Our mission is to extend multi-isotope imaging mass spectrometry – or MIMS – to new areas of biology and biomedical research, including with human translational studies conducted at the Brigham and Women’s Hospital and collaborating medical centers.


Measurement of cell division in the injured heart.





MIMS merges the use of innocuous stable isotope tracer methodology with a new form of high-resolution ion microscope and secondary ion mass spectrometer. Through quantification of atomic composition in volumes much smaller than a cubic micron, MIMS tracks metabolic processes into suborganelle domains.



3D Stereocilia
3D rendering of quantified protein turnover in a mouse stereocilia bundle. Volume measued is 8x8x2 um.

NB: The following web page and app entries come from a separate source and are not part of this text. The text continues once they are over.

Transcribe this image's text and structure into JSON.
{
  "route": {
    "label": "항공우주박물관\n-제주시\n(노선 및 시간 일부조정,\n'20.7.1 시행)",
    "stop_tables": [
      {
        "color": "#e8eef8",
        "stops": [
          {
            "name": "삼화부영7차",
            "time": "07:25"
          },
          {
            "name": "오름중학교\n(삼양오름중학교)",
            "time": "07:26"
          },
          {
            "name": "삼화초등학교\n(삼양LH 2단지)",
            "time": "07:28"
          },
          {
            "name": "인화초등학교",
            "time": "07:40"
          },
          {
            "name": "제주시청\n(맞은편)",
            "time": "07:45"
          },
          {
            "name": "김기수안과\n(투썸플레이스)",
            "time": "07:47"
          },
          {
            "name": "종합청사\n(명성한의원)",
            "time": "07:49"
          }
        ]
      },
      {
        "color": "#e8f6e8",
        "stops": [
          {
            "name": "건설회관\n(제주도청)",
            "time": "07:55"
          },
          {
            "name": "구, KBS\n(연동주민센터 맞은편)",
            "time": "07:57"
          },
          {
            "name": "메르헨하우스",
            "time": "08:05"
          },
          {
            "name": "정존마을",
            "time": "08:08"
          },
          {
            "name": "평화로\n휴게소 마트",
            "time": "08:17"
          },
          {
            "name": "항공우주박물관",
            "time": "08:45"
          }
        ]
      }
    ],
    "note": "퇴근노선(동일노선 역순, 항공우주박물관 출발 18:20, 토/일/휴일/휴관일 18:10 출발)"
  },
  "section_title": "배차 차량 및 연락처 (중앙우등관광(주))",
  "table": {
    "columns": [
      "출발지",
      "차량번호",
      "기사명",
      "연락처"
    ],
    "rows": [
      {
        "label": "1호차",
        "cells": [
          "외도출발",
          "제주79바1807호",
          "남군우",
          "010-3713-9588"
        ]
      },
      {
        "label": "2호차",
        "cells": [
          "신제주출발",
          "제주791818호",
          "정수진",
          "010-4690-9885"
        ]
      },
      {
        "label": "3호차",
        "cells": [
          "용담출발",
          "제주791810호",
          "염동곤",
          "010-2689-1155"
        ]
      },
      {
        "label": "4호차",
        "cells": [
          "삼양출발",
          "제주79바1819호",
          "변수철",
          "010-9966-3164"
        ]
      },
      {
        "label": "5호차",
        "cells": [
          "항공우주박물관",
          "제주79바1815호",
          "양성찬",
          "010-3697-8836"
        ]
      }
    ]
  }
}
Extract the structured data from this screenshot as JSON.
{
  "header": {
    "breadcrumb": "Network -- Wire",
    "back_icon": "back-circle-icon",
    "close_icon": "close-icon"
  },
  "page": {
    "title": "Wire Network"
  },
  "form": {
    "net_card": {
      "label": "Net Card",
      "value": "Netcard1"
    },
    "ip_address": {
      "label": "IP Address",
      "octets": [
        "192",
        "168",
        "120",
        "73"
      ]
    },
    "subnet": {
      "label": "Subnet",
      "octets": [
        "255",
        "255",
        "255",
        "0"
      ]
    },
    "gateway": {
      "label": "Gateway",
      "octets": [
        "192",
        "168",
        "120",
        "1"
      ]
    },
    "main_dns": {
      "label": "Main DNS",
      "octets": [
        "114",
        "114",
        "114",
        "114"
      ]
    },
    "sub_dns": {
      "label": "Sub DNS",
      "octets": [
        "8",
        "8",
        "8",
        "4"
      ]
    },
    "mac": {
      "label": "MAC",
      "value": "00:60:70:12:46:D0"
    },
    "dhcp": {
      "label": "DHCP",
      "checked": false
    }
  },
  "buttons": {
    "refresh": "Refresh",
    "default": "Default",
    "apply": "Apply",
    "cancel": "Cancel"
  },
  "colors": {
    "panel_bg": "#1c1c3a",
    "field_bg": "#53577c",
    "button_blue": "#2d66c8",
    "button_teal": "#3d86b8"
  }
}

In 2016 the BWH Center for NanoImaging emerged from the NIH sponsored National Resource for Imaging Mass Spectrometry (NRIMS), where MIMS was pioneered using the prototype instrument of what was to become the NanoSIMS 50L instrument. The Center emphasizes collaborative science and we have a range of models to partner with internal and external investigators.